His work tracks skating during a period of change. In recent years, the community has garnered greater mainstream attention and faced challenges as a result – particularly in London – from urban gentrification. On this issue, Bird offered, “It's hard to define the effect of mainstream attention on skateboarding as it’s always been dictated by its own rules, regardless of fashions or trends. There’s a whole world of skateboard politics that's not worth getting into but the community is certainly growing and that's surely a positive thing.”

Inspiration for his latest series, Don’t know what I want but I want it now, came during its editing process, as Bird explains, “(I) found a photo of my friend Robert wearing a t-shirt with it written across the back. I’d taken the photo about a year ago because I liked the shirt, but it wasn’t until recently that I realised it was the perfect title for the work as it encompassed the attitude of all the people I’d been shooting.”

It follows, then, that his choice of subject for this series was dictated by who caught his eye. In his words, “essentially it is a study of people I find interesting, sometimes this comes down to the way they look or dress or even the attitude they have.” Although this most recent project is centred on skaters, the essence of Bird’s work more generally is that it’s simply about who he meets. “I shot this series over two and a half years and it has provided a really organic way to meet and cast models for other shoots.” With this in mind, we asked him to profile three of the faces of Don’t know what I want but I want it now.


“This photo was taken last June at a DIY skate spot in Hackney Wick. The previous winter, me and Asher had skated here a lot as it was pretty much the only undercover place we could find. After playing with the idea for a while, we went one night and built this; we let the concrete set and shot this photo a few days later. It's pretty much completely gone now, but for a month or two it was great to skate and see other people using something we had built.”
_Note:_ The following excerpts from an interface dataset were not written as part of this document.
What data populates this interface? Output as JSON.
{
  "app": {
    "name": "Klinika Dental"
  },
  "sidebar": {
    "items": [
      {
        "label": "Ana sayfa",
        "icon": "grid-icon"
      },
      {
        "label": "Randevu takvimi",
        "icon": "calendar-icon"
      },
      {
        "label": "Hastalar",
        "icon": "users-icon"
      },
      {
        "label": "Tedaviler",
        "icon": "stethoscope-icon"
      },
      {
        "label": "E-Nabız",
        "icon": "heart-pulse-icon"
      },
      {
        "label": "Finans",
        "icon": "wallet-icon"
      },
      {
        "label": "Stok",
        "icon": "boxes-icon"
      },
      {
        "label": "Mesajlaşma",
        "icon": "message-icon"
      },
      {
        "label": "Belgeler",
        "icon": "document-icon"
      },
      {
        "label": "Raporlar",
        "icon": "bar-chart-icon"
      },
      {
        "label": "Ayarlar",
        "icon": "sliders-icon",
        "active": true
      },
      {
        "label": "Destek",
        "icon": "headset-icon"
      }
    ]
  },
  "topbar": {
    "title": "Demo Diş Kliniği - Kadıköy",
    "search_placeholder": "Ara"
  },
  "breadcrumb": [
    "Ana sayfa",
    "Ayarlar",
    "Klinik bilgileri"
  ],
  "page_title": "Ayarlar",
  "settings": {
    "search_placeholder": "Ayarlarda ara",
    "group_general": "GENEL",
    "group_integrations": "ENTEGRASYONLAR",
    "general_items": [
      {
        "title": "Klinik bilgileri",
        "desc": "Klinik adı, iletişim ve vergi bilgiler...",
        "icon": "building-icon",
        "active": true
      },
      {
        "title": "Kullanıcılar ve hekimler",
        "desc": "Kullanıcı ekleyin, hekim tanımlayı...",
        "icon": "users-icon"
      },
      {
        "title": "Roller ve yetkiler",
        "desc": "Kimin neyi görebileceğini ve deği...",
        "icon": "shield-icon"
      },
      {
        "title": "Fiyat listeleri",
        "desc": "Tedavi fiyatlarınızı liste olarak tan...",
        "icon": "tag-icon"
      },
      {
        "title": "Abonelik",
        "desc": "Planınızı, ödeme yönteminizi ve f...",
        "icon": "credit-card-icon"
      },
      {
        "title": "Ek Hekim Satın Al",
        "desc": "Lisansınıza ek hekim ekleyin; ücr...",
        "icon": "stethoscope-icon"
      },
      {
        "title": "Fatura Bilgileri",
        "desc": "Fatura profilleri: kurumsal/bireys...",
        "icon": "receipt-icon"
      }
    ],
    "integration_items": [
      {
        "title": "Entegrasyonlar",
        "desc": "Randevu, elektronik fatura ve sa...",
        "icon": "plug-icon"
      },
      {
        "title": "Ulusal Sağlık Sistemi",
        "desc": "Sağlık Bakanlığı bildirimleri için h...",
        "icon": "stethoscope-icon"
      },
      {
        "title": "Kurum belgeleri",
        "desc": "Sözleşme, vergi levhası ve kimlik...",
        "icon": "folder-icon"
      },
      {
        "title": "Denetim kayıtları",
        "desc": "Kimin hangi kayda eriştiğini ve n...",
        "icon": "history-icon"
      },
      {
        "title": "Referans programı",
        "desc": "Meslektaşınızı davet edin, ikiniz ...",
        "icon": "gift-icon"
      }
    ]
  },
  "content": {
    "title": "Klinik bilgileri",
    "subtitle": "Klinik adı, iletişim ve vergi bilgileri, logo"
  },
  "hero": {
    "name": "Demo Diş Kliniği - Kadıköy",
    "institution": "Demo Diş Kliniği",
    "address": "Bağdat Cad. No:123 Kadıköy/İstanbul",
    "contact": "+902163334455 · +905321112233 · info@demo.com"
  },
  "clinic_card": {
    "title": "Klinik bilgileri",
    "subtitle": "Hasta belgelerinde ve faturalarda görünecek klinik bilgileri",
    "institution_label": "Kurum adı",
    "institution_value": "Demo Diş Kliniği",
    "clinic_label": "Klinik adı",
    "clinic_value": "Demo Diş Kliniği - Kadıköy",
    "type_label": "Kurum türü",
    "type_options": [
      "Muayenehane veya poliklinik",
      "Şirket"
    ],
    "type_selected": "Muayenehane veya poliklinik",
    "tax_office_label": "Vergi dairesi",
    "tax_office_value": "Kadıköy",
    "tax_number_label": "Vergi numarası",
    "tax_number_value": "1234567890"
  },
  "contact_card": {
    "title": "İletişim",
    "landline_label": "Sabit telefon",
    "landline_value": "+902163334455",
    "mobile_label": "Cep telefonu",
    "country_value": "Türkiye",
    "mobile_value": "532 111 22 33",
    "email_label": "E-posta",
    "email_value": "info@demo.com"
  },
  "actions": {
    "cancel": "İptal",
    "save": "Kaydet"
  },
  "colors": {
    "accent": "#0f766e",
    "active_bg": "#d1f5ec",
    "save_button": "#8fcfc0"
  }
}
“I shot this photo of Sam last summer at a Converse demo at Mile End – it's still one of my favourites from the series. On the day I asked to take his photo and he insisted it didn't take long as he was busy skating. I managed to shoot one photo and never get his name, details or anything. It took six months to track him down and since then we've skated and shot together a lot more.”


“Elliot is another person that I've shot a number of times and is maybe the most recognisable. When we first met he wasn't signed, but in the past year he's walked for Comme des Garçons and been featured in Vogue alongside countless other magazines.”

Ian Kenneth Bird’s exhibition, Don't know what I want but I want it now, launches at Doomed Gallery on July 7th from 6pm – 9pm, with 100 numbered and signed copies of the photo series available for purchase on the night